Once the residency is over, the real work begins. Five packets of work are due during the semester, one every three weeks. Over the course of the term we work through our reading lists and write annotations for each book (short 2-3 page papers about a literary element of the book); I typically submitted three with each packet. We also have to write and submit creative writing towards our manuscript - my advisor requested 12 new pages per packet. We interact with our advisors by writing process letters, presenting our work and any questions we might have. Our advisors write letters back to us with thoughts, suggestions, ideas, and questions to make us think more deeply about our writing. The questions I have received are incredibly detailed, and address elements of my work that I don't think I'd have ever thought of on my own - so that in itself, I think, is reason alone to be in this program.
Reading that stack of 14 books was a challenge - well, that, and re-learning how to write critically. I was comfortable with that in high school and college but it's definitely been awhile. Slowly I got into a good rhythm, and really enjoyed all of the books. My favorites from this semester were The Pillow Book, David Copperfield, Flannery O'Connor: The Complete Stories, Notes of a Native Son, The Cloister Walk, and Keeping Faith: A Skeptic's Journey.
It's funny; I write creatively a lot, but this felt like an entirely new venture. And in some ways, it was/is. This is a two-year project. That in itself is a timeline that's tough to grasp right now. The writing I do now might not make it into my final product at all, or it might make way for writing that is even more important. Since I'm so used to specific, quick deadlines for finishing a project, at work and in school settings before this, thinking longer-term takes some getting used to. Starting to write was definitely the most difficult part. I'm pulling material from real life, but where the heck do I start within that, even these last several years? I was overwhelmed. It wasn't until I began to free write about a very specific moment that carried a good deal of emotion, purpose, and specific detail that I felt like I'd finally found a starting point - for now. Who knows what will come next?

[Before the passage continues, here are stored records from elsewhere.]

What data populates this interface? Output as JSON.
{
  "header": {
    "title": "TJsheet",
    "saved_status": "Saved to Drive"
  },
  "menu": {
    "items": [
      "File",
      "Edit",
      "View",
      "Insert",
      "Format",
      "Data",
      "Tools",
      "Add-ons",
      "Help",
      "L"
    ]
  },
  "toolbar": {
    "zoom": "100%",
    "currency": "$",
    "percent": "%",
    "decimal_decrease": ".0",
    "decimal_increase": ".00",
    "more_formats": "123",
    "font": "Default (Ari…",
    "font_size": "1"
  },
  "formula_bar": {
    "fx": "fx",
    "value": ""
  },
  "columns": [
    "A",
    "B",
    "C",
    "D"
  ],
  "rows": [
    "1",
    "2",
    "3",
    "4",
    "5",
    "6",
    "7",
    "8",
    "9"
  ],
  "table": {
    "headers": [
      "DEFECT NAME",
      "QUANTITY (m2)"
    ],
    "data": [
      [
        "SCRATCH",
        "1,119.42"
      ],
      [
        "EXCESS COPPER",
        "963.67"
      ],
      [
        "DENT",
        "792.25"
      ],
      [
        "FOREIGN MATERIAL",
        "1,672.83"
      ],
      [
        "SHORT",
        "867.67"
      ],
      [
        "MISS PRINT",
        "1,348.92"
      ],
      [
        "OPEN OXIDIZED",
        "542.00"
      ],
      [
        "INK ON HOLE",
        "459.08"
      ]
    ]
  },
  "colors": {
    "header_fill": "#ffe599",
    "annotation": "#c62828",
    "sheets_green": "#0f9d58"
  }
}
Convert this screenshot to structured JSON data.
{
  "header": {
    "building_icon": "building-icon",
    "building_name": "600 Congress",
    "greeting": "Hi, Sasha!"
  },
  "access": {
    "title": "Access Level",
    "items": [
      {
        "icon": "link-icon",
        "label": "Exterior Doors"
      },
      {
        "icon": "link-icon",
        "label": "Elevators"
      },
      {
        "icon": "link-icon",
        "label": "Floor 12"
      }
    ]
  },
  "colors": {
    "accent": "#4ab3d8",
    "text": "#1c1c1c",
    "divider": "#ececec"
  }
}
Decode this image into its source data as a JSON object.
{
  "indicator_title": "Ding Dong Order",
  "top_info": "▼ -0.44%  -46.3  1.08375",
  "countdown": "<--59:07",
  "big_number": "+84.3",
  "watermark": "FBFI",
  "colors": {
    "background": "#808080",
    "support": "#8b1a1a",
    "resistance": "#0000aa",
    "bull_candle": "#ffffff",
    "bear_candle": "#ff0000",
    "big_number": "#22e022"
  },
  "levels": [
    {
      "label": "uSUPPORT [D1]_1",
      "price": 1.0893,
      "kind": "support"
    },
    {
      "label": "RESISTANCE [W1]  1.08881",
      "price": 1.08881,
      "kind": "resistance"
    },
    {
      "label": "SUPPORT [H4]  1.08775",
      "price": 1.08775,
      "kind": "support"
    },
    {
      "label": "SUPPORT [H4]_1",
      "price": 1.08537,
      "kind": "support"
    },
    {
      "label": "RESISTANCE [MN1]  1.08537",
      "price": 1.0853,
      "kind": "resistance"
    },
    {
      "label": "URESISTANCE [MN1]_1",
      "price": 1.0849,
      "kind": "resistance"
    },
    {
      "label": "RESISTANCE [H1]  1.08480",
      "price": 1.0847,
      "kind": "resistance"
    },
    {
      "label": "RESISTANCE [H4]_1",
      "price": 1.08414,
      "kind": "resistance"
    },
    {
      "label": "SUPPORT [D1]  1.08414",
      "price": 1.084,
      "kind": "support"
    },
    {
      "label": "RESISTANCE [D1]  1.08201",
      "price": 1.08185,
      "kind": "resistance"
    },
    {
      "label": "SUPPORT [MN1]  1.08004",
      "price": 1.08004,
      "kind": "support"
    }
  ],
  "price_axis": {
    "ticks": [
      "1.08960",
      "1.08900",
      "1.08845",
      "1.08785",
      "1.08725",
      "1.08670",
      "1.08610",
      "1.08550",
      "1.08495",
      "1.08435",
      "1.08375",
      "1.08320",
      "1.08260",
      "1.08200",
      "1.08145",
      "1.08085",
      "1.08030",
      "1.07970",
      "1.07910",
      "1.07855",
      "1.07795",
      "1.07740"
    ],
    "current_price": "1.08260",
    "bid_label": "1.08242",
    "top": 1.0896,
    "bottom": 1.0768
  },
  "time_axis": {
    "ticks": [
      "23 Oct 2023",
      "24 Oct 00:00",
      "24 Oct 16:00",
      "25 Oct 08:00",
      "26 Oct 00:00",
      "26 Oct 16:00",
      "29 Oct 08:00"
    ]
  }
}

What has intrigued me the most in this first semester is the concept of the narrator's role in a memoir manuscript. Yes, a memoir is based on real life; it is my story, and I am telling it. But which "me" is telling it? Is it a "me" in that moment, with no knowledge of what's coming next? Is it a "me" now, where I know a lot more, and does that feed into how I write the story? Is it a "me" with a mixture of that knowing and not-knowing, and how does that mold my telling of the story? Every author seems to tackle it differently, depending on what their story is and what they want to show the audience. That's the other thing I've started to learn: that depending on the purpose of the piece, the crafting of the book itself will be different. What am I trying to say to the world, and what stories from my life will best help me say it? Why is this important?
I'm grateful that after four years of mulling it over, I finally got up the nerve to throw myself into this new place of learning and creative expansion. It's added an element to my life and my writing that I think will continue to impact me for years to come. And next up: summer residency, and semester two!